=== Section Start ===

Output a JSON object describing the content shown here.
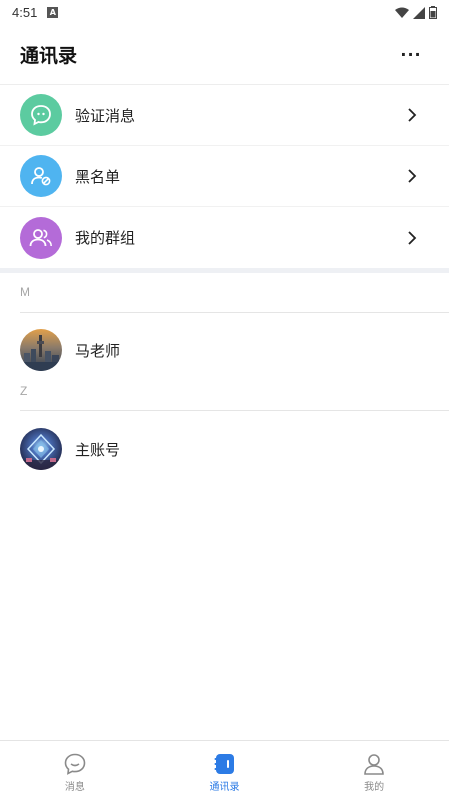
{
  "status_bar": {
    "time": "4:51",
    "notification_badge": "A"
  },
  "header": {
    "title": "通讯录",
    "more_label": "···"
  },
  "functions": [
    {
      "label": "验证消息",
      "icon": "chat-bubble-icon",
      "color": "#5ccba0"
    },
    {
      "label": "黑名单",
      "icon": "user-blocked-icon",
      "color": "#4fb4f0"
    },
    {
      "label": "我的群组",
      "icon": "group-icon",
      "color": "#b46bd8"
    }
  ],
  "groups": [
    {
      "letter": "M",
      "contacts": [
        {
          "name": "马老师"
        }
      ]
    },
    {
      "letter": "Z",
      "contacts": [
        {
          "name": "主账号"
        }
      ]
    }
  ],
  "bottom_nav": [
    {
      "label": "消息",
      "icon": "message-icon",
      "active": false
    },
    {
      "label": "通讯录",
      "icon": "contacts-icon",
      "active": true
    },
    {
      "label": "我的",
      "icon": "profile-icon",
      "active": false
    }
  ],
  "colors": {
    "accent": "#2c7be5",
    "divider": "#e5e5e5"
  }
}
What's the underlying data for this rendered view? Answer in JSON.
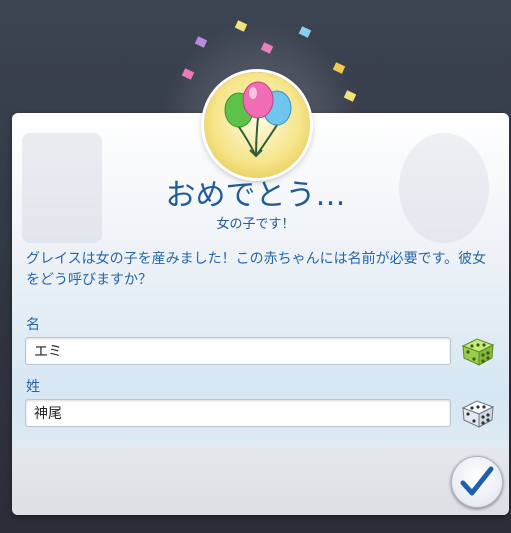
{
  "dialog": {
    "title": "おめでとう…",
    "subtitle": "女の子です！",
    "message": "グレイスは女の子を産みました！この赤ちゃんには名前が必要です。彼女をどう呼びますか？",
    "first_name": {
      "label": "名",
      "value": "エミ"
    },
    "last_name": {
      "label": "姓",
      "value": "神尾"
    }
  },
  "icons": {
    "medallion": "balloons-icon",
    "randomize_first": "dice-icon",
    "randomize_last": "dice-icon",
    "confirm": "checkmark-icon"
  },
  "colors": {
    "text_blue": "#2566a8",
    "title_blue": "#1f5a9b",
    "medallion_gold": "#f6e58a",
    "dice_green": "#9acd4a",
    "check_blue": "#1d5fb0"
  }
}
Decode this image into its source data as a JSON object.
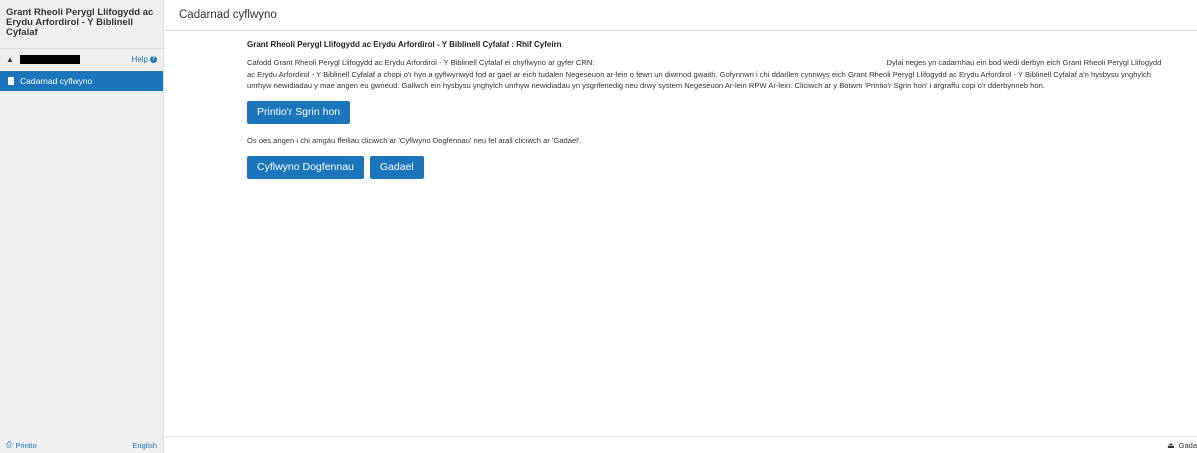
{
  "sidebar": {
    "title": "Grant Rheoli Perygl Llifogydd ac Erydu Arfordirol - Y Biblinell Cyfalaf",
    "help_label": "Help",
    "nav_items": [
      {
        "label": "Cadarnad cyflwyno"
      }
    ],
    "footer": {
      "print_label": "Printio",
      "language_label": "English"
    }
  },
  "topbar": {
    "title": "Cadarnad cyflwyno"
  },
  "main": {
    "heading": "Grant Rheoli Perygl Llifogydd ac Erydu Arfordirol - Y Biblinell Cyfalaf : Rhif Cyfeirn",
    "para1_a": "Cafodd Grant Rheoli Perygl Llifogydd ac Erydu Arfordirol - Y Biblinell Cyfalaf ei chyflwyno ar gyfer CRN:",
    "para1_b": "Dylai neges yn cadarnhau ein bod wedi derbyn eich Grant Rheoli Perygl Llifogydd ac Erydu Arfordirol - Y Biblinell Cyfalaf a chopi o'r hyn a gyflwynwyd fod ar gael ar eich tudalen Negeseuon ar-lein o fewn un diwrnod gwaith. Gofynnwn i chi ddarllen cynnwys eich Grant Rheoli Perygl Llifogydd ac Erydu Arfordirol - Y Biblinell Cyfalaf a'n hysbysu ynghylch unrhyw newidiadau y mae angen eu gwneud. Gallwch ein hysbysu ynghylch unrhyw newidiadau yn ysgrifenedig neu drwy system Negeseuon Ar-lein RPW Ar-lein. Cliciwch ar y Botwm 'Printio'r Sgrin hon' i argraffu copi o'r dderbynneb hon.",
    "print_button": "Printio'r Sgrin hon",
    "para2": "Os oes angen i chi amgáu ffeiliau cliciwch ar 'Cyflwyno Dogfennau' neu fel arall cliciwch ar 'Gadael'.",
    "submit_docs_button": "Cyflwyno Dogfennau",
    "exit_button": "Gadael"
  },
  "footer": {
    "exit_label": "Gada"
  },
  "colors": {
    "accent": "#1a75bb",
    "sidebar_bg": "#efefef"
  },
  "icons": {
    "user": "user-icon",
    "help": "question-circle-icon",
    "document": "document-icon",
    "print": "printer-icon",
    "exit": "eject-icon"
  }
}
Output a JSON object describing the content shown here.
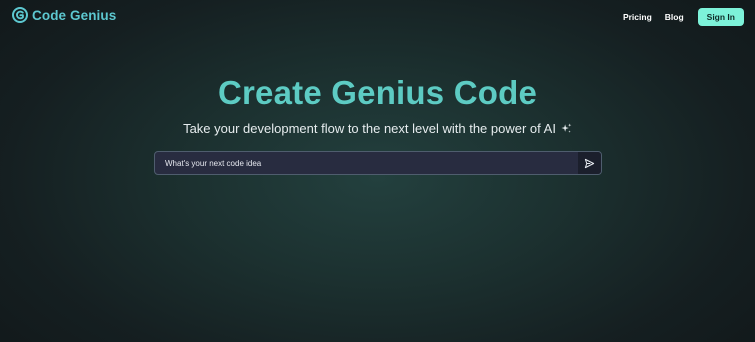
{
  "brand": {
    "name": "Code Genius",
    "logo_icon": "code-genius-logo-icon",
    "color": "#5dc8d0"
  },
  "nav": {
    "links": [
      {
        "label": "Pricing"
      },
      {
        "label": "Blog"
      }
    ],
    "signin_label": "Sign In",
    "signin_color": "#7df2d9"
  },
  "hero": {
    "title": "Create Genius Code",
    "subtitle": "Take your development flow to the next level with the power of AI",
    "sparkle_icon": "sparkle-icon",
    "title_color": "#5dcbc3"
  },
  "prompt": {
    "placeholder": "What's your next code idea",
    "value": "",
    "send_icon": "send-icon"
  },
  "colors": {
    "background": "#1c3130",
    "input_background": "#282c40"
  }
}
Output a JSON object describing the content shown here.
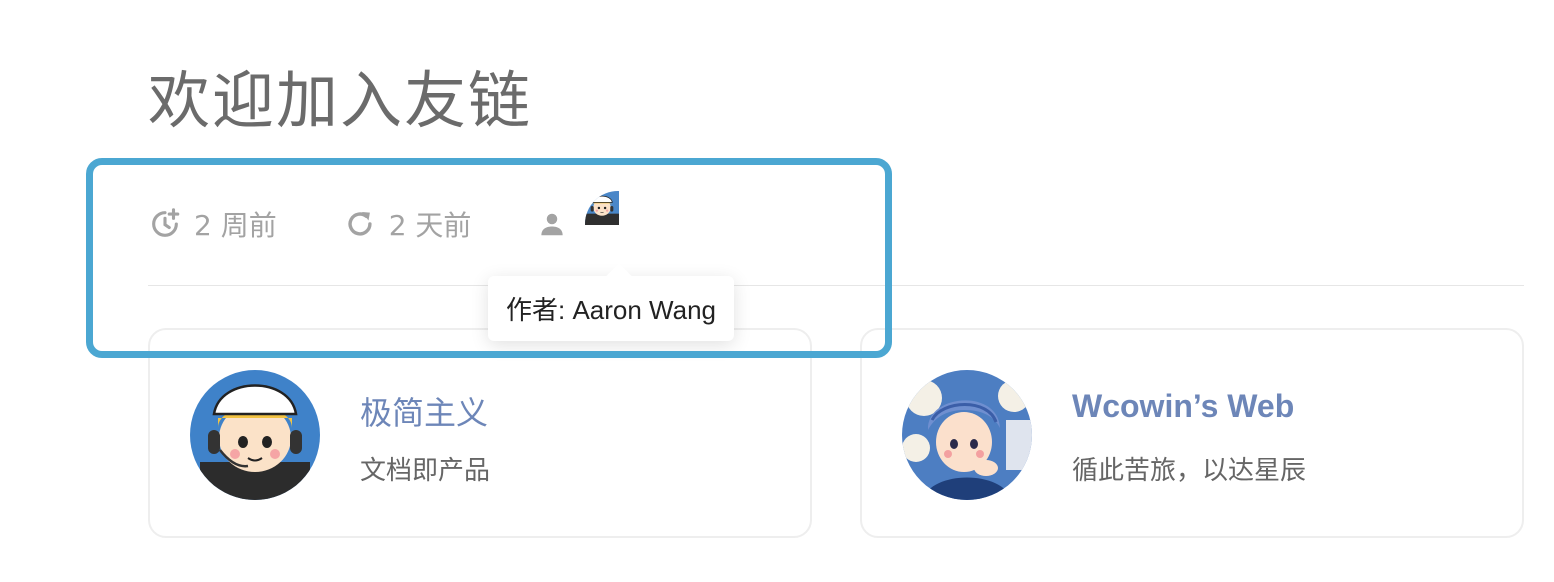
{
  "page": {
    "title": "欢迎加入友链"
  },
  "meta": {
    "created": "2 周前",
    "updated": "2 天前",
    "author_tooltip": "作者: Aaron Wang"
  },
  "cards": [
    {
      "name": "极简主义",
      "description": "文档即产品"
    },
    {
      "name": "Wcowin’s Web",
      "description": "循此苦旅，以达星辰"
    }
  ],
  "colors": {
    "title": "#6b6b6b",
    "meta_text": "#a3a3a3",
    "link": "#6d86b8",
    "highlight": "#4ba7d2"
  },
  "icons": {
    "created": "clock-plus-icon",
    "updated": "refresh-icon",
    "author": "person-icon"
  }
}
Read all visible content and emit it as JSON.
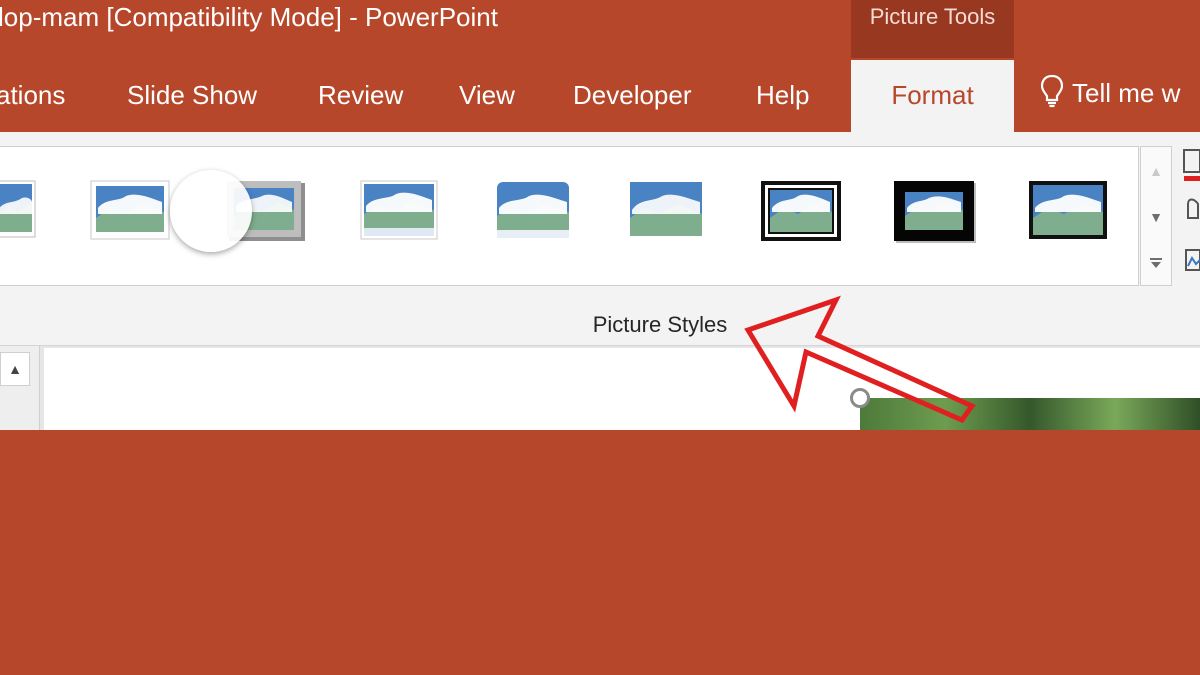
{
  "window": {
    "title": "lop-mam [Compatibility Mode]  -  PowerPoint",
    "context_tab_group": "Picture Tools"
  },
  "ribbon": {
    "tabs": [
      {
        "label": "ations"
      },
      {
        "label": "Slide Show"
      },
      {
        "label": "Review"
      },
      {
        "label": "View"
      },
      {
        "label": "Developer"
      },
      {
        "label": "Help"
      }
    ],
    "active_tab": "Format",
    "tell_me": "Tell me w"
  },
  "picture_styles": {
    "group_label": "Picture Styles",
    "gallery_item_count": 9
  },
  "colors": {
    "brand": "#b7472a",
    "context_tab_bg": "#993821",
    "ribbon_bg": "#f3f3f3",
    "annotation_arrow": "#e02020"
  },
  "icons": {
    "lightbulb": "lightbulb-icon",
    "gallery_up": "chevron-up-icon",
    "gallery_down": "chevron-down-icon",
    "gallery_more": "expand-gallery-icon",
    "pane_scroll_up": "triangle-up-icon",
    "rotation_handle": "rotate-handle-icon",
    "annotation": "red-arrow-icon"
  }
}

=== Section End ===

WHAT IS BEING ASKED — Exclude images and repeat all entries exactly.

WRITTEN RESPONSE —
Output a JSON object describing the content shown here.
{
  "status_bar": {
    "time": "4:51",
    "notification_badge": "A"
  },
  "header": {
    "title": "通讯录",
    "more_label": "···"
  },
  "functions": [
    {
      "label": "验证消息",
      "icon": "chat-bubble-icon",
      "color": "#5ccba0"
    },
    {
      "label": "黑名单",
      "icon": "user-blocked-icon",
      "color": "#4fb4f0"
    },
    {
      "label": "我的群组",
      "icon": "group-icon",
      "color": "#b46bd8"
    }
  ],
  "groups": [
    {
      "letter": "M",
      "contacts": [
        {
          "name": "马老师"
        }
      ]
    },
    {
      "letter": "Z",
      "contacts": [
        {
          "name": "主账号"
        }
      ]
    }
  ],
  "bottom_nav": [
    {
      "label": "消息",
      "icon": "message-icon",
      "active": false
    },
    {
      "label": "通讯录",
      "icon": "contacts-icon",
      "active": true
    },
    {
      "label": "我的",
      "icon": "profile-icon",
      "active": false
    }
  ],
  "colors": {
    "accent": "#2c7be5",
    "divider": "#e5e5e5"
  }
}
What's the underlying data for this rendered view? Answer in JSON.
{
  "dialog": {
    "title": "おめでとう…",
    "subtitle": "女の子です！",
    "message": "グレイスは女の子を産みました！この赤ちゃんには名前が必要です。彼女をどう呼びますか？",
    "first_name": {
      "label": "名",
      "value": "エミ"
    },
    "last_name": {
      "label": "姓",
      "value": "神尾"
    }
  },
  "icons": {
    "medallion": "balloons-icon",
    "randomize_first": "dice-icon",
    "randomize_last": "dice-icon",
    "confirm": "checkmark-icon"
  },
  "colors": {
    "text_blue": "#2566a8",
    "title_blue": "#1f5a9b",
    "medallion_gold": "#f6e58a",
    "dice_green": "#9acd4a",
    "check_blue": "#1d5fb0"
  }
}
Decode this image into its source data as a JSON object.
{
  "sidebar": {
    "title": "Grant Rheoli Perygl Llifogydd ac Erydu Arfordirol - Y Biblinell Cyfalaf",
    "help_label": "Help",
    "nav_items": [
      {
        "label": "Cadarnad cyflwyno"
      }
    ],
    "footer": {
      "print_label": "Printio",
      "language_label": "English"
    }
  },
  "topbar": {
    "title": "Cadarnad cyflwyno"
  },
  "main": {
    "heading": "Grant Rheoli Perygl Llifogydd ac Erydu Arfordirol - Y Biblinell Cyfalaf : Rhif Cyfeirn",
    "para1_a": "Cafodd Grant Rheoli Perygl Llifogydd ac Erydu Arfordirol - Y Biblinell Cyfalaf ei chyflwyno ar gyfer CRN:",
    "para1_b": "Dylai neges yn cadarnhau ein bod wedi derbyn eich Grant Rheoli Perygl Llifogydd ac Erydu Arfordirol - Y Biblinell Cyfalaf a chopi o'r hyn a gyflwynwyd fod ar gael ar eich tudalen Negeseuon ar-lein o fewn un diwrnod gwaith. Gofynnwn i chi ddarllen cynnwys eich Grant Rheoli Perygl Llifogydd ac Erydu Arfordirol - Y Biblinell Cyfalaf a'n hysbysu ynghylch unrhyw newidiadau y mae angen eu gwneud. Gallwch ein hysbysu ynghylch unrhyw newidiadau yn ysgrifenedig neu drwy system Negeseuon Ar-lein RPW Ar-lein. Cliciwch ar y Botwm 'Printio'r Sgrin hon' i argraffu copi o'r dderbynneb hon.",
    "print_button": "Printio'r Sgrin hon",
    "para2": "Os oes angen i chi amgáu ffeiliau cliciwch ar 'Cyflwyno Dogfennau' neu fel arall cliciwch ar 'Gadael'.",
    "submit_docs_button": "Cyflwyno Dogfennau",
    "exit_button": "Gadael"
  },
  "footer": {
    "exit_label": "Gada"
  },
  "colors": {
    "accent": "#1a75bb",
    "sidebar_bg": "#efefef"
  },
  "icons": {
    "user": "user-icon",
    "help": "question-circle-icon",
    "document": "document-icon",
    "print": "printer-icon",
    "exit": "eject-icon"
  }
}
Output a JSON object describing the content shown here.
{
  "brand": {
    "name": "Code Genius",
    "logo_icon": "code-genius-logo-icon",
    "color": "#5dc8d0"
  },
  "nav": {
    "links": [
      {
        "label": "Pricing"
      },
      {
        "label": "Blog"
      }
    ],
    "signin_label": "Sign In",
    "signin_color": "#7df2d9"
  },
  "hero": {
    "title": "Create Genius Code",
    "subtitle": "Take your development flow to the next level with the power of AI",
    "sparkle_icon": "sparkle-icon",
    "title_color": "#5dcbc3"
  },
  "prompt": {
    "placeholder": "What's your next code idea",
    "value": "",
    "send_icon": "send-icon"
  },
  "colors": {
    "background": "#1c3130",
    "input_background": "#282c40"
  }
}
Output a JSON object describing the content shown here.
{
  "page": {
    "title": "欢迎加入友链"
  },
  "meta": {
    "created": "2 周前",
    "updated": "2 天前",
    "author_tooltip": "作者: Aaron Wang"
  },
  "cards": [
    {
      "name": "极简主义",
      "description": "文档即产品"
    },
    {
      "name": "Wcowin’s Web",
      "description": "循此苦旅，以达星辰"
    }
  ],
  "colors": {
    "title": "#6b6b6b",
    "meta_text": "#a3a3a3",
    "link": "#6d86b8",
    "highlight": "#4ba7d2"
  },
  "icons": {
    "created": "clock-plus-icon",
    "updated": "refresh-icon",
    "author": "person-icon"
  }
}
Read all visible content and emit it as JSON.
{
  "window": {
    "title": "lop-mam [Compatibility Mode]  -  PowerPoint",
    "context_tab_group": "Picture Tools"
  },
  "ribbon": {
    "tabs": [
      {
        "label": "ations"
      },
      {
        "label": "Slide Show"
      },
      {
        "label": "Review"
      },
      {
        "label": "View"
      },
      {
        "label": "Developer"
      },
      {
        "label": "Help"
      }
    ],
    "active_tab": "Format",
    "tell_me": "Tell me w"
  },
  "picture_styles": {
    "group_label": "Picture Styles",
    "gallery_item_count": 9
  },
  "colors": {
    "brand": "#b7472a",
    "context_tab_bg": "#993821",
    "ribbon_bg": "#f3f3f3",
    "annotation_arrow": "#e02020"
  },
  "icons": {
    "lightbulb": "lightbulb-icon",
    "gallery_up": "chevron-up-icon",
    "gallery_down": "chevron-down-icon",
    "gallery_more": "expand-gallery-icon",
    "pane_scroll_up": "triangle-up-icon",
    "rotation_handle": "rotate-handle-icon",
    "annotation": "red-arrow-icon"
  }
}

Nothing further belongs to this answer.